EXERCISE DESCRIPTION: Write out all of the data exactly as it appears.

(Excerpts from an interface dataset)
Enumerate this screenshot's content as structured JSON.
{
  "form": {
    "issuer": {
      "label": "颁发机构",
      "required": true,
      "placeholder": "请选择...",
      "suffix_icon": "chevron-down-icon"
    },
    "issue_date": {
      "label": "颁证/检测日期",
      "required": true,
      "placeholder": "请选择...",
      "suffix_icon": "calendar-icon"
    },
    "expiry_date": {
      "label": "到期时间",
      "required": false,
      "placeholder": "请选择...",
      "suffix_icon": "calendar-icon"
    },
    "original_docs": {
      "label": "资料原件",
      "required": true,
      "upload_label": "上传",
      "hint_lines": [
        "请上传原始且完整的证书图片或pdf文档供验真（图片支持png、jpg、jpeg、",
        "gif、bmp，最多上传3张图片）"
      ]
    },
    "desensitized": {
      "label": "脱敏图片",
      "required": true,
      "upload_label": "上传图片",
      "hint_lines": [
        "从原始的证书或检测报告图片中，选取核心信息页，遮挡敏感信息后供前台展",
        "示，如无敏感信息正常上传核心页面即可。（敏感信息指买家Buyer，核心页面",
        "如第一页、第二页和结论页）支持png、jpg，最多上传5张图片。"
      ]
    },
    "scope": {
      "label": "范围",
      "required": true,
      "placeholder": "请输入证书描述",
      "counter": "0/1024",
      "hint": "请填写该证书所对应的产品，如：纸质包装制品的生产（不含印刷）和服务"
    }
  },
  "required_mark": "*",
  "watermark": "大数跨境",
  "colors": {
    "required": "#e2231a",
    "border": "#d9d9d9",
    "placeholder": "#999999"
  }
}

EXERCISE OUTPUT:
Enumerate this screenshot's content as structured JSON.
{
  "form": {
    "issuer": {
      "label": "颁发机构",
      "required": true,
      "placeholder": "请选择...",
      "suffix_icon": "chevron-down-icon"
    },
    "issue_date": {
      "label": "颁证/检测日期",
      "required": true,
      "placeholder": "请选择...",
      "suffix_icon": "calendar-icon"
    },
    "expiry_date": {
      "label": "到期时间",
      "required": false,
      "placeholder": "请选择...",
      "suffix_icon": "calendar-icon"
    },
    "original_docs": {
      "label": "资料原件",
      "required": true,
      "upload_label": "上传",
      "hint_lines": [
        "请上传原始且完整的证书图片或pdf文档供验真（图片支持png、jpg、jpeg、",
        "gif、bmp，最多上传3张图片）"
      ]
    },
    "desensitized": {
      "label": "脱敏图片",
      "required": true,
      "upload_label": "上传图片",
      "hint_lines": [
        "从原始的证书或检测报告图片中，选取核心信息页，遮挡敏感信息后供前台展",
        "示，如无敏感信息正常上传核心页面即可。（敏感信息指买家Buyer，核心页面",
        "如第一页、第二页和结论页）支持png、jpg，最多上传5张图片。"
      ]
    },
    "scope": {
      "label": "范围",
      "required": true,
      "placeholder": "请输入证书描述",
      "counter": "0/1024",
      "hint": "请填写该证书所对应的产品，如：纸质包装制品的生产（不含印刷）和服务"
    }
  },
  "required_mark": "*",
  "watermark": "大数跨境",
  "colors": {
    "required": "#e2231a",
    "border": "#d9d9d9",
    "placeholder": "#999999"
  }
}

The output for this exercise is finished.